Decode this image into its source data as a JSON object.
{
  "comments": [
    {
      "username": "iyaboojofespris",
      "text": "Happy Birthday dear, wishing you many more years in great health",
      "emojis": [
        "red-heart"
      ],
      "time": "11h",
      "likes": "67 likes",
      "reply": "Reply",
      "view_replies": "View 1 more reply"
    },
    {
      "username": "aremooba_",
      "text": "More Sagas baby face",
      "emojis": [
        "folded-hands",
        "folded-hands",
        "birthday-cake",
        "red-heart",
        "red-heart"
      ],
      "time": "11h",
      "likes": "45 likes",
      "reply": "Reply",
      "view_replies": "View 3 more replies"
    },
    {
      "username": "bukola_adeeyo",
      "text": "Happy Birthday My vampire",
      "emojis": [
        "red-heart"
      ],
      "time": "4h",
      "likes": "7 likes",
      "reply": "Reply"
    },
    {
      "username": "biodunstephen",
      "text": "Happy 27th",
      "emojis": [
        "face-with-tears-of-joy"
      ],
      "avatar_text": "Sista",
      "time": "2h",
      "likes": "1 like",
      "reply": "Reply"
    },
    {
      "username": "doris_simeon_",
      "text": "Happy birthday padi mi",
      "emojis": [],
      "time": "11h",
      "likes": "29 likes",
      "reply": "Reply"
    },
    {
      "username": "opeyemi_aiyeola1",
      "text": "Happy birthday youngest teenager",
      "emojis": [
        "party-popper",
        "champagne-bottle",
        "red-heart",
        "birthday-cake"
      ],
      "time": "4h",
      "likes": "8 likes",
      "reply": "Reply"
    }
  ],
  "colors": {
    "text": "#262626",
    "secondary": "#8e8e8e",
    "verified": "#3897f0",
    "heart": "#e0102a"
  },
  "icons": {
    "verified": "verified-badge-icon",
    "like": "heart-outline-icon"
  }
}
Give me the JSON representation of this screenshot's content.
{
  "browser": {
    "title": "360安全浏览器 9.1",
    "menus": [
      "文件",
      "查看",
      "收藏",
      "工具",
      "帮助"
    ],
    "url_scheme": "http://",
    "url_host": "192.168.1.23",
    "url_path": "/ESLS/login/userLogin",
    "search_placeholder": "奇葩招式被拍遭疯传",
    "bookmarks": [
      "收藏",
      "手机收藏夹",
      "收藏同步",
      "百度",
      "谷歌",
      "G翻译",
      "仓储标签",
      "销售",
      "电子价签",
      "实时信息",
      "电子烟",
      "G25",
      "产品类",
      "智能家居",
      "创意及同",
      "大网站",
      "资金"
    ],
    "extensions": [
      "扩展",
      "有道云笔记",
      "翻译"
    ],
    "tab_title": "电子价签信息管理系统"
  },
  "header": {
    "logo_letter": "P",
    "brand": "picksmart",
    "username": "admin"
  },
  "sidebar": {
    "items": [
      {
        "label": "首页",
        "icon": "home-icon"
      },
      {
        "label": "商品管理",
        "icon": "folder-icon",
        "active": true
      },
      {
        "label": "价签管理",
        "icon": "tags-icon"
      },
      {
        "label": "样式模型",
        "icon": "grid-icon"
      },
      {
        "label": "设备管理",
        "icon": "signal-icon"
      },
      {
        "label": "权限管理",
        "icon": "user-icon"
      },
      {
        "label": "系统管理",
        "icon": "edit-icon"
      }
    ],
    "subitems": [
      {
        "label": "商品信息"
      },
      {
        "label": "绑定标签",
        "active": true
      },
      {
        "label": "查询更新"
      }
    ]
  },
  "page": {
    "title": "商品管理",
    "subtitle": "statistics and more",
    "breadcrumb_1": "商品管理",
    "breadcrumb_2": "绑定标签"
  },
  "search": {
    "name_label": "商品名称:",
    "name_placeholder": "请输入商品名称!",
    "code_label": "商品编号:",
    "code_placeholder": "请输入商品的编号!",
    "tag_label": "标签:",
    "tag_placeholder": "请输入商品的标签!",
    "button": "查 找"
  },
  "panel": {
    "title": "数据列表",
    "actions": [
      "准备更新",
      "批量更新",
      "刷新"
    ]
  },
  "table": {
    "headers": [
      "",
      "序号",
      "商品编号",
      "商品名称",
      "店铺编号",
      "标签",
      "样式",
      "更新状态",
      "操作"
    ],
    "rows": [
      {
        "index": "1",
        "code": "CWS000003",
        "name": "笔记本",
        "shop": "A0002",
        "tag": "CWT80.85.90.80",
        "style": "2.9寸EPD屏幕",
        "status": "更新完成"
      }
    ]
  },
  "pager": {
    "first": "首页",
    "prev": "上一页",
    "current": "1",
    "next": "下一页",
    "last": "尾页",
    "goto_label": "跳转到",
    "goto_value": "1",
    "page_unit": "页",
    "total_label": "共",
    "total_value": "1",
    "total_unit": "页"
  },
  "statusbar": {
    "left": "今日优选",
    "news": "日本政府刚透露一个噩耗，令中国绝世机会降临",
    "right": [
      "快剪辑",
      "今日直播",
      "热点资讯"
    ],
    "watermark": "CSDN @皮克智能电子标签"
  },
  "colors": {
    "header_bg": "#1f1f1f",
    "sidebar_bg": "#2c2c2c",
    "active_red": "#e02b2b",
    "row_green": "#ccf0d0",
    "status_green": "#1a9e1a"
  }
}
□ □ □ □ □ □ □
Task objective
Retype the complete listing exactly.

Result for this exercise
Decode this image into its source data as a JSON object.
{
  "comments": [
    {
      "username": "iyaboojofespris",
      "text": "Happy Birthday dear, wishing you many more years in great health",
      "emojis": [
        "red-heart"
      ],
      "time": "11h",
      "likes": "67 likes",
      "reply": "Reply",
      "view_replies": "View 1 more reply"
    },
    {
      "username": "aremooba_",
      "text": "More Sagas baby face",
      "emojis": [
        "folded-hands",
        "folded-hands",
        "birthday-cake",
        "red-heart",
        "red-heart"
      ],
      "time": "11h",
      "likes": "45 likes",
      "reply": "Reply",
      "view_replies": "View 3 more replies"
    },
    {
      "username": "bukola_adeeyo",
      "text": "Happy Birthday My vampire",
      "emojis": [
        "red-heart"
      ],
      "time": "4h",
      "likes": "7 likes",
      "reply": "Reply"
    },
    {
      "username": "biodunstephen",
      "text": "Happy 27th",
      "emojis": [
        "face-with-tears-of-joy"
      ],
      "avatar_text": "Sista",
      "time": "2h",
      "likes": "1 like",
      "reply": "Reply"
    },
    {
      "username": "doris_simeon_",
      "text": "Happy birthday padi mi",
      "emojis": [],
      "time": "11h",
      "likes": "29 likes",
      "reply": "Reply"
    },
    {
      "username": "opeyemi_aiyeola1",
      "text": "Happy birthday youngest teenager",
      "emojis": [
        "party-popper",
        "champagne-bottle",
        "red-heart",
        "birthday-cake"
      ],
      "time": "4h",
      "likes": "8 likes",
      "reply": "Reply"
    }
  ],
  "colors": {
    "text": "#262626",
    "secondary": "#8e8e8e",
    "verified": "#3897f0",
    "heart": "#e0102a"
  },
  "icons": {
    "verified": "verified-badge-icon",
    "like": "heart-outline-icon"
  }
}
Give me the JSON representation of this screenshot's content.
{
  "browser": {
    "title": "360安全浏览器 9.1",
    "menus": [
      "文件",
      "查看",
      "收藏",
      "工具",
      "帮助"
    ],
    "url_scheme": "http://",
    "url_host": "192.168.1.23",
    "url_path": "/ESLS/login/userLogin",
    "search_placeholder": "奇葩招式被拍遭疯传",
    "bookmarks": [
      "收藏",
      "手机收藏夹",
      "收藏同步",
      "百度",
      "谷歌",
      "G翻译",
      "仓储标签",
      "销售",
      "电子价签",
      "实时信息",
      "电子烟",
      "G25",
      "产品类",
      "智能家居",
      "创意及同",
      "大网站",
      "资金"
    ],
    "extensions": [
      "扩展",
      "有道云笔记",
      "翻译"
    ],
    "tab_title": "电子价签信息管理系统"
  },
  "header": {
    "logo_letter": "P",
    "brand": "picksmart",
    "username": "admin"
  },
  "sidebar": {
    "items": [
      {
        "label": "首页",
        "icon": "home-icon"
      },
      {
        "label": "商品管理",
        "icon": "folder-icon",
        "active": true
      },
      {
        "label": "价签管理",
        "icon": "tags-icon"
      },
      {
        "label": "样式模型",
        "icon": "grid-icon"
      },
      {
        "label": "设备管理",
        "icon": "signal-icon"
      },
      {
        "label": "权限管理",
        "icon": "user-icon"
      },
      {
        "label": "系统管理",
        "icon": "edit-icon"
      }
    ],
    "subitems": [
      {
        "label": "商品信息"
      },
      {
        "label": "绑定标签",
        "active": true
      },
      {
        "label": "查询更新"
      }
    ]
  },
  "page": {
    "title": "商品管理",
    "subtitle": "statistics and more",
    "breadcrumb_1": "商品管理",
    "breadcrumb_2": "绑定标签"
  },
  "search": {
    "name_label": "商品名称:",
    "name_placeholder": "请输入商品名称!",
    "code_label": "商品编号:",
    "code_placeholder": "请输入商品的编号!",
    "tag_label": "标签:",
    "tag_placeholder": "请输入商品的标签!",
    "button": "查 找"
  },
  "panel": {
    "title": "数据列表",
    "actions": [
      "准备更新",
      "批量更新",
      "刷新"
    ]
  },
  "table": {
    "headers": [
      "",
      "序号",
      "商品编号",
      "商品名称",
      "店铺编号",
      "标签",
      "样式",
      "更新状态",
      "操作"
    ],
    "rows": [
      {
        "index": "1",
        "code": "CWS000003",
        "name": "笔记本",
        "shop": "A0002",
        "tag": "CWT80.85.90.80",
        "style": "2.9寸EPD屏幕",
        "status": "更新完成"
      }
    ]
  },
  "pager": {
    "first": "首页",
    "prev": "上一页",
    "current": "1",
    "next": "下一页",
    "last": "尾页",
    "goto_label": "跳转到",
    "goto_value": "1",
    "page_unit": "页",
    "total_label": "共",
    "total_value": "1",
    "total_unit": "页"
  },
  "statusbar": {
    "left": "今日优选",
    "news": "日本政府刚透露一个噩耗，令中国绝世机会降临",
    "right": [
      "快剪辑",
      "今日直播",
      "热点资讯"
    ],
    "watermark": "CSDN @皮克智能电子标签"
  },
  "colors": {
    "header_bg": "#1f1f1f",
    "sidebar_bg": "#2c2c2c",
    "active_red": "#e02b2b",
    "row_green": "#ccf0d0",
    "status_green": "#1a9e1a"
  }
}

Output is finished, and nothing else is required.